AWARD: 1-year term. Amounts range from $5,000 to $10,000 and will be determined by the review committee. Provide detailed budget. Funds are intended for Stanford faculty and staff expenses only.

SEED GIFT IMPACT REPORT: A report of the grant impact must be sent to care.impact@stanford.edu by the end of the grant term, summarizing research outcomes and future plans.

Suzan Carmichael, MS, PhD

Impact of Body Mass Index on Maternal Health Among API women in California


Linda Geng, MD, PhD

Improving recognition of underdiagnosed and rare diseases in Asians


Matthew Wheeler, MD

Genetics of Dilated Cardiomyopathy in Asian Populations


Richard Neil Zare, PhD

Screening Ginger's Secondary Metabolites for Anti-ferroptosis Activity


Malathi Srinivasan, MD

Dietary patterns and cardiometabolic health associations among Asian Americans

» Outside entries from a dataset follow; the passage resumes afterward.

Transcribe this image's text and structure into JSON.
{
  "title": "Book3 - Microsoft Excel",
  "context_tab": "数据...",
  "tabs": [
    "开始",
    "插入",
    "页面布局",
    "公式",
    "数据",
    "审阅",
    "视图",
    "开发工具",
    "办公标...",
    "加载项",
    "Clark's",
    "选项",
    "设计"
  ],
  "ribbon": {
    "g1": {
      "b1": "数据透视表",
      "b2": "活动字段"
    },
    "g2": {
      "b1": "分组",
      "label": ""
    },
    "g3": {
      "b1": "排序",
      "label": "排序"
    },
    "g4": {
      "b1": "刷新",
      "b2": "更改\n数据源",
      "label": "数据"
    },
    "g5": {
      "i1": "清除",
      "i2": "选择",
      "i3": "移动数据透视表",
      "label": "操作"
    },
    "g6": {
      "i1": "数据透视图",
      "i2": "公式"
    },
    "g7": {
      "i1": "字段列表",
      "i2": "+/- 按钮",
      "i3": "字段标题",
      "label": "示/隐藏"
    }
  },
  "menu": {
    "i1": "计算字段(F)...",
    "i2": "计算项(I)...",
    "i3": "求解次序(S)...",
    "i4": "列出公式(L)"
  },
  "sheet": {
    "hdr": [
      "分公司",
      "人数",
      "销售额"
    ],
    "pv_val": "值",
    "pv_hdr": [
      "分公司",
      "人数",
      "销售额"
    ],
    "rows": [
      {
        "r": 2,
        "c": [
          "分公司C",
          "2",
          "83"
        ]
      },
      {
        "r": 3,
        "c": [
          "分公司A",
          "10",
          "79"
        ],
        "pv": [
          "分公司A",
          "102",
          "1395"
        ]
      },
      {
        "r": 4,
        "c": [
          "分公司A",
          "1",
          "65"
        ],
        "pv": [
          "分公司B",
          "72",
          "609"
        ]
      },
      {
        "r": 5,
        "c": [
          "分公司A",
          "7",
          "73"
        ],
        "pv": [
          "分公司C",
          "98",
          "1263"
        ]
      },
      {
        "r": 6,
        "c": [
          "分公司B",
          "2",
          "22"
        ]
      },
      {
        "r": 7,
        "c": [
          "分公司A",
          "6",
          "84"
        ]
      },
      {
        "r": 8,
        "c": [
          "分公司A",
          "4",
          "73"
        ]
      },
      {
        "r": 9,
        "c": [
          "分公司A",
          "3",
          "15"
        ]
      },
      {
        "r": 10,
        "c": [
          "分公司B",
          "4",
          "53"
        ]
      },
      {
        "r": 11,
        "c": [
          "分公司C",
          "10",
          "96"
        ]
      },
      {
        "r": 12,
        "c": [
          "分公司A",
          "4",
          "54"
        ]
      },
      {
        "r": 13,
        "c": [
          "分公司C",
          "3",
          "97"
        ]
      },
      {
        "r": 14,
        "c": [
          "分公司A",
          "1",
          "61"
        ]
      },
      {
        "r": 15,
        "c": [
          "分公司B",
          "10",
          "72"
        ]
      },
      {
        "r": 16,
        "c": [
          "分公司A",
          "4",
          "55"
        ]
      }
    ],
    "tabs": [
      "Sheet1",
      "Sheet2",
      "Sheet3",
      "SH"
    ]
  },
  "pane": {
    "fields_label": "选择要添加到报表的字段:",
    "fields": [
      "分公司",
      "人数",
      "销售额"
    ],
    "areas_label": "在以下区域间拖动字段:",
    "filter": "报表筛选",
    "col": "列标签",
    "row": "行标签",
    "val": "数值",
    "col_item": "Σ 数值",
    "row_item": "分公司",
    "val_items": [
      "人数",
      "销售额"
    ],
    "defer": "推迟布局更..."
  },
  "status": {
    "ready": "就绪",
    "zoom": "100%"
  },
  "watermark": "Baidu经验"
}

Stephan Rogalla, MD, PhD

Identifying the Role of Cellular Neighborhoods in Gastric Carcinogenesis


Randall Stafford, MD, PhD

Traditional Chinese Medicine Strategies for Sleep Problems


Joshua M. Spin, MD, PhD

Securinine in Abdominal Aortic Aneurysm


Ying Lu

An Electronic Data Capture System for Traditional Chinese Medicine Clinics


Ranak Trivedi

Khuller-Kochikar Seed Grant

Assessing caregiving and social networks among South Asian women living with breast cancer


Uchechukwu Megwalu

Stanford Cancer Institute Seed Grant

Clinical Presentation and Outcomes of Well-differentiated Thyroid Cancer in Filipinos


Freeborn Rwere

Screening and enzymatic characterization for CYP2C19 variants found in Asians


Karen Eggleston

Comparative economic analysis of diabetes in South Asia


Alan Louie

Acculturative Family Distance and Mental Health: A Pilot Study of Asian-American Parents of Younger Adolescents


Bertha Chen

Racial differences in fibroid-related symptom severity in Asian vs. Caucasian women seen at Stanford Fibroid Clinic


Robert Huang

ALDH2 Deficiency and Gastric Intestinal Metaplasia in Asian Americans


Benjamin Lindquist

An Innovative Web-Based Gaming Application to Promote Emergency Medical Technicians


Kuldev Singh

Optic Nerve Damage resulting from Myopia in School Aged Children


Ngan Huang

Induced Pluripotent Stem Cells as a model of Endothelial Dysfunction in Asians